Provided records:
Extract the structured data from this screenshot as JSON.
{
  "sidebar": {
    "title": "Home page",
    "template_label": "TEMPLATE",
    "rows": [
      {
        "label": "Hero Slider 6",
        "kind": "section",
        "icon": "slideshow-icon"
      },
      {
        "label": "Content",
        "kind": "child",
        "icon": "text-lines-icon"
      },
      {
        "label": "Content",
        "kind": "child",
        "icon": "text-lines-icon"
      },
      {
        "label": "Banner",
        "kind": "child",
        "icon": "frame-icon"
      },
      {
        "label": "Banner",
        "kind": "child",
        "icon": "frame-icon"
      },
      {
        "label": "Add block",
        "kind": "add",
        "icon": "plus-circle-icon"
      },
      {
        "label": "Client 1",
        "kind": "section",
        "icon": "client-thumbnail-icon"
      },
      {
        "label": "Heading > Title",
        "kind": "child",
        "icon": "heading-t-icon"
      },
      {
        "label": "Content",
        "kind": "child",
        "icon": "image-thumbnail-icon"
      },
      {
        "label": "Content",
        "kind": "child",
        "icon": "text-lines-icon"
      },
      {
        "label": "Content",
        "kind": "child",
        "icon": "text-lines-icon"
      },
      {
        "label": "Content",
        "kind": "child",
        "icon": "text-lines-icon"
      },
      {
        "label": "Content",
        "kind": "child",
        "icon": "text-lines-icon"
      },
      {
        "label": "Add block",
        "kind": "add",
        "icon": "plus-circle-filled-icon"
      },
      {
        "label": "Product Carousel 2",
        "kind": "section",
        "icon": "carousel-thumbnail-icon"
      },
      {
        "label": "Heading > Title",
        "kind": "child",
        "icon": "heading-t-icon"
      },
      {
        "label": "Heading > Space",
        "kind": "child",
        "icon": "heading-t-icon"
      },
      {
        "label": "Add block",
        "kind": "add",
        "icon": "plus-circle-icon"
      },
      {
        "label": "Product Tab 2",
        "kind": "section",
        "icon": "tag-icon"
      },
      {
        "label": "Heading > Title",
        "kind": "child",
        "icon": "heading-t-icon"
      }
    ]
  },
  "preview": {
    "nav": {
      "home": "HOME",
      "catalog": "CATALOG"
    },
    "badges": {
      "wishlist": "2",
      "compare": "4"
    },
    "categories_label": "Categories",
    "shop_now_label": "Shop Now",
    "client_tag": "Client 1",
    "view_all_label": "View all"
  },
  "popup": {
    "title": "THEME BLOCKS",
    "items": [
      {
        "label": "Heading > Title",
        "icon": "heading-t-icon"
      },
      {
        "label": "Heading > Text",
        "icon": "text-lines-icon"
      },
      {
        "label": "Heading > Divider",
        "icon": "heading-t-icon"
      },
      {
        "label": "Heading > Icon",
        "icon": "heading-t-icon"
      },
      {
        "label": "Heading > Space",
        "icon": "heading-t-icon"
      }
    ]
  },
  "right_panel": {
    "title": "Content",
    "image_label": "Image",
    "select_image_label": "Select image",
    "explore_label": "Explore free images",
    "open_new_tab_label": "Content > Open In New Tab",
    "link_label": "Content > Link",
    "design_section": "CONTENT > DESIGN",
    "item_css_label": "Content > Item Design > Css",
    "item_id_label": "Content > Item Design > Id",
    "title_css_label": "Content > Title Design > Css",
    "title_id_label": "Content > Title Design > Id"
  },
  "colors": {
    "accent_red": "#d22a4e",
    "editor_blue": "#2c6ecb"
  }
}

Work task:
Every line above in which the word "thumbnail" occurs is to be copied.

Reply to the task:
        "icon": "client-thumbnail-icon"
        "icon": "image-thumbnail-icon"
        "icon": "carousel-thumbnail-icon"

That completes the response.